### PROBLEM DETAILS
Write the records out again. Match them exactly.

DATA SECTION section start

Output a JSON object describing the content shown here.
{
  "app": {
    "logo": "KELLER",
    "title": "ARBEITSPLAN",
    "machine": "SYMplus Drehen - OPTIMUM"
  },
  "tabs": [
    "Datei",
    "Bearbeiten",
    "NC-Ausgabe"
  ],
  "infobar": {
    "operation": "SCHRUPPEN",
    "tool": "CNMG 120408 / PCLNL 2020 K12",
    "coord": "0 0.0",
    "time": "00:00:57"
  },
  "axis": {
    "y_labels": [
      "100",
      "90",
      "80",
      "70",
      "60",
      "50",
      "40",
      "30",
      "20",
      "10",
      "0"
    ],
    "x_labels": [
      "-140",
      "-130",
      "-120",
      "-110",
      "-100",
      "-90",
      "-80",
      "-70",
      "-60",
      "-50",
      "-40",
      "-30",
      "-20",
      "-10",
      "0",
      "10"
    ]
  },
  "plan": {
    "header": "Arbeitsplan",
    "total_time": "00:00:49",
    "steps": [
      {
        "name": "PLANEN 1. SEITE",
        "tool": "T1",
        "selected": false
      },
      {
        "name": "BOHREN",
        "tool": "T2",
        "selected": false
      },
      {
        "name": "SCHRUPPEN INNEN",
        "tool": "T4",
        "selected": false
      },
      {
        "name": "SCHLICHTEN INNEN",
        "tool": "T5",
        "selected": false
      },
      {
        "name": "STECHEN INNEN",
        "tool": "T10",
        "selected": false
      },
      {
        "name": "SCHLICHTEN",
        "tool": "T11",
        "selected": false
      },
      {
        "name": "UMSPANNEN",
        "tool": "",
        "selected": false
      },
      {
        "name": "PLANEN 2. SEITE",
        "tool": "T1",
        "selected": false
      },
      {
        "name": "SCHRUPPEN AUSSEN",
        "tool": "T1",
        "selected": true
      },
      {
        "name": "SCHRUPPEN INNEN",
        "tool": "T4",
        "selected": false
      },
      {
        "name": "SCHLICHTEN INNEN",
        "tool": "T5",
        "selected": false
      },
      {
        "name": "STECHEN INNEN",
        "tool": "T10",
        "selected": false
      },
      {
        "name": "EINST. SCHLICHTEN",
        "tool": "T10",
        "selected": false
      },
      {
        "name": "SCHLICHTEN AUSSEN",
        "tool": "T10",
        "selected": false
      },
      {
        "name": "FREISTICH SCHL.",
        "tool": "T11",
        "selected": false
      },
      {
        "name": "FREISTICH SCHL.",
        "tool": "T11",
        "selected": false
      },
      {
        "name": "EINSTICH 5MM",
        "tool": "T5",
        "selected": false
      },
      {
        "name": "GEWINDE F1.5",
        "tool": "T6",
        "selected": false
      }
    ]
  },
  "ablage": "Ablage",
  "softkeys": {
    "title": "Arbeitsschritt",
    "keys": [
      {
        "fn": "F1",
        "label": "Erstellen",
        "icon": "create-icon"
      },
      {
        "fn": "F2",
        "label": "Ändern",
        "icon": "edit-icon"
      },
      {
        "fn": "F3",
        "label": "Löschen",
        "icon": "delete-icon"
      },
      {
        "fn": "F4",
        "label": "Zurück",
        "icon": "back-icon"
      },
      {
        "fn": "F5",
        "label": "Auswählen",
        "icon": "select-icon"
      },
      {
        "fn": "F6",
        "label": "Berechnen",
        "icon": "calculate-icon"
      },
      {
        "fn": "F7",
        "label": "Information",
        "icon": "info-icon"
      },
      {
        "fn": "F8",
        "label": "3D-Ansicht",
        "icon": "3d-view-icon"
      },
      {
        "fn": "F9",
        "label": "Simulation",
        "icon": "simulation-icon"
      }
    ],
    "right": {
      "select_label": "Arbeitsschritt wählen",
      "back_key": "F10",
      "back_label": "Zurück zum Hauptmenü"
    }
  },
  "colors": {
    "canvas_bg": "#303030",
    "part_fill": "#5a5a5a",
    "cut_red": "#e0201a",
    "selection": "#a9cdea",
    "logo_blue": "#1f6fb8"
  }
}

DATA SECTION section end

### SOLUTION TO THE PROBLEM
Output a JSON object describing the content shown here.
{
  "app": {
    "logo": "KELLER",
    "title": "ARBEITSPLAN",
    "machine": "SYMplus Drehen - OPTIMUM"
  },
  "tabs": [
    "Datei",
    "Bearbeiten",
    "NC-Ausgabe"
  ],
  "infobar": {
    "operation": "SCHRUPPEN",
    "tool": "CNMG 120408 / PCLNL 2020 K12",
    "coord": "0 0.0",
    "time": "00:00:57"
  },
  "axis": {
    "y_labels": [
      "100",
      "90",
      "80",
      "70",
      "60",
      "50",
      "40",
      "30",
      "20",
      "10",
      "0"
    ],
    "x_labels": [
      "-140",
      "-130",
      "-120",
      "-110",
      "-100",
      "-90",
      "-80",
      "-70",
      "-60",
      "-50",
      "-40",
      "-30",
      "-20",
      "-10",
      "0",
      "10"
    ]
  },
  "plan": {
    "header": "Arbeitsplan",
    "total_time": "00:00:49",
    "steps": [
      {
        "name": "PLANEN 1. SEITE",
        "tool": "T1",
        "selected": false
      },
      {
        "name": "BOHREN",
        "tool": "T2",
        "selected": false
      },
      {
        "name": "SCHRUPPEN INNEN",
        "tool": "T4",
        "selected": false
      },
      {
        "name": "SCHLICHTEN INNEN",
        "tool": "T5",
        "selected": false
      },
      {
        "name": "STECHEN INNEN",
        "tool": "T10",
        "selected": false
      },
      {
        "name": "SCHLICHTEN",
        "tool": "T11",
        "selected": false
      },
      {
        "name": "UMSPANNEN",
        "tool": "",
        "selected": false
      },
      {
        "name": "PLANEN 2. SEITE",
        "tool": "T1",
        "selected": false
      },
      {
        "name": "SCHRUPPEN AUSSEN",
        "tool": "T1",
        "selected": true
      },
      {
        "name": "SCHRUPPEN INNEN",
        "tool": "T4",
        "selected": false
      },
      {
        "name": "SCHLICHTEN INNEN",
        "tool": "T5",
        "selected": false
      },
      {
        "name": "STECHEN INNEN",
        "tool": "T10",
        "selected": false
      },
      {
        "name": "EINST. SCHLICHTEN",
        "tool": "T10",
        "selected": false
      },
      {
        "name": "SCHLICHTEN AUSSEN",
        "tool": "T10",
        "selected": false
      },
      {
        "name": "FREISTICH SCHL.",
        "tool": "T11",
        "selected": false
      },
      {
        "name": "FREISTICH SCHL.",
        "tool": "T11",
        "selected": false
      },
      {
        "name": "EINSTICH 5MM",
        "tool": "T5",
        "selected": false
      },
      {
        "name": "GEWINDE F1.5",
        "tool": "T6",
        "selected": false
      }
    ]
  },
  "ablage": "Ablage",
  "softkeys": {
    "title": "Arbeitsschritt",
    "keys": [
      {
        "fn": "F1",
        "label": "Erstellen",
        "icon": "create-icon"
      },
      {
        "fn": "F2",
        "label": "Ändern",
        "icon": "edit-icon"
      },
      {
        "fn": "F3",
        "label": "Löschen",
        "icon": "delete-icon"
      },
      {
        "fn": "F4",
        "label": "Zurück",
        "icon": "back-icon"
      },
      {
        "fn": "F5",
        "label": "Auswählen",
        "icon": "select-icon"
      },
      {
        "fn": "F6",
        "label": "Berechnen",
        "icon": "calculate-icon"
      },
      {
        "fn": "F7",
        "label": "Information",
        "icon": "info-icon"
      },
      {
        "fn": "F8",
        "label": "3D-Ansicht",
        "icon": "3d-view-icon"
      },
      {
        "fn": "F9",
        "label": "Simulation",
        "icon": "simulation-icon"
      }
    ],
    "right": {
      "select_label": "Arbeitsschritt wählen",
      "back_key": "F10",
      "back_label": "Zurück zum Hauptmenü"
    }
  },
  "colors": {
    "canvas_bg": "#303030",
    "part_fill": "#5a5a5a",
    "cut_red": "#e0201a",
    "selection": "#a9cdea",
    "logo_blue": "#1f6fb8"
  }
}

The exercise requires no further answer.